Interface dataset entries
■ ■ ■ ■ ■
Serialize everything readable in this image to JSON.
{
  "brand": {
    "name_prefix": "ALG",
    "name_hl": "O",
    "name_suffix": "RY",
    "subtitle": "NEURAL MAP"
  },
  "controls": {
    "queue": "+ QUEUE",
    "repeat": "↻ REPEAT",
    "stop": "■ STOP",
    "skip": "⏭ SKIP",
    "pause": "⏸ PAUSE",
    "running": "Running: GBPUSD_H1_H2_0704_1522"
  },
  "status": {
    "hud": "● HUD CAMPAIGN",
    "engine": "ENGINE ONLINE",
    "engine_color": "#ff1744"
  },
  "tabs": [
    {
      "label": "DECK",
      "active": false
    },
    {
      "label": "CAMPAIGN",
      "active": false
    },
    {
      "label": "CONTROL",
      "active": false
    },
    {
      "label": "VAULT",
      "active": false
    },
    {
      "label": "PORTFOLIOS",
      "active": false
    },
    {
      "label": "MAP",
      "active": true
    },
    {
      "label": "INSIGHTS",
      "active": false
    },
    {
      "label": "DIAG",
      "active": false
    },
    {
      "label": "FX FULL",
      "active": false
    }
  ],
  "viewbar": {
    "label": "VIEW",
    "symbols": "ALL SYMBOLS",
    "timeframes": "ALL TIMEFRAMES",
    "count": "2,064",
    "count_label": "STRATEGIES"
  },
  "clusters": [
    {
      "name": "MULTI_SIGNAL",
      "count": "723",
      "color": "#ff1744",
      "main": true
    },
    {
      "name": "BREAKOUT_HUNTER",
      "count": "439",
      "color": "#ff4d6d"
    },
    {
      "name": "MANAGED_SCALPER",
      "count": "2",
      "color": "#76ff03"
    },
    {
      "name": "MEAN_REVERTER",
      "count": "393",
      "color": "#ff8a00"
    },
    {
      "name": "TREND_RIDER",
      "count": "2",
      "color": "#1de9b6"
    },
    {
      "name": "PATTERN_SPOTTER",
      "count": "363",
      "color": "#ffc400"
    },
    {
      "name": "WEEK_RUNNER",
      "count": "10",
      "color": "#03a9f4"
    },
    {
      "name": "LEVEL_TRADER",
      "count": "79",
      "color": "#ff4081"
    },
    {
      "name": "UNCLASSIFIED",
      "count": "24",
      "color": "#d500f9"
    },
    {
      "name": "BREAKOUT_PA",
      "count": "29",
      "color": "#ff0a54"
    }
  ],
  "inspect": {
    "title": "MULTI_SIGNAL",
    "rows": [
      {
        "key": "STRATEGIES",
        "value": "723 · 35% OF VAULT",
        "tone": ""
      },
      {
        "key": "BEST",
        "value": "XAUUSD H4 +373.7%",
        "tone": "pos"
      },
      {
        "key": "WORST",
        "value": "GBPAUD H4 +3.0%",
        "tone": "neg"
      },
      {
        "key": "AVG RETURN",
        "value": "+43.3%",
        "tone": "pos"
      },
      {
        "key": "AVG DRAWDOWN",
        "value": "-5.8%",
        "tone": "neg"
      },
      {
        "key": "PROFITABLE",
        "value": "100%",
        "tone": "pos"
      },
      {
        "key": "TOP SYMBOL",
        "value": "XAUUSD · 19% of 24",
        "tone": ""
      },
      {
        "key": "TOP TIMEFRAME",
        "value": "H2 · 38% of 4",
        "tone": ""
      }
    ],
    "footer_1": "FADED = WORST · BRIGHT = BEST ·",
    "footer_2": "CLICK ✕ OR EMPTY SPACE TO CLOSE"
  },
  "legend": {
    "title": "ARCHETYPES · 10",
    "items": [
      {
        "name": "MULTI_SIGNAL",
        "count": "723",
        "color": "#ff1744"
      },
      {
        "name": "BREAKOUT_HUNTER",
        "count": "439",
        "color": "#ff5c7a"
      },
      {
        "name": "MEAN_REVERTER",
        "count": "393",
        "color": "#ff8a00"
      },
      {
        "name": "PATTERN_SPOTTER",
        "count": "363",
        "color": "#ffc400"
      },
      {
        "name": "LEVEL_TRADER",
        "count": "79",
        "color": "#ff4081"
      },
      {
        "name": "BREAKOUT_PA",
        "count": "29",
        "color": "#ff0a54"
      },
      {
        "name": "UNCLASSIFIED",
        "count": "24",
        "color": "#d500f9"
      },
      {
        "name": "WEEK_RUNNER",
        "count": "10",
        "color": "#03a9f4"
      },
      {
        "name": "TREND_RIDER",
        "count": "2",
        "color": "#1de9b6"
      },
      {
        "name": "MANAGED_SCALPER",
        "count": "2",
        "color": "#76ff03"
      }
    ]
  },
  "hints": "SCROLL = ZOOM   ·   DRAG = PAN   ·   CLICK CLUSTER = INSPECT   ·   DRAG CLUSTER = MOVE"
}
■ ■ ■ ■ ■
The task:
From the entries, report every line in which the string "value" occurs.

Solution for this exercise:
        "value": "723 · 35% OF VAULT",
        "value": "XAUUSD H4 +373.7%",
        "value": "GBPAUD H4 +3.0%",
        "value": "+43.3%",
        "value": "-5.8%",
        "value": "100%",
        "value": "XAUUSD · 19% of 24",
        "value": "H2 · 38% of 4",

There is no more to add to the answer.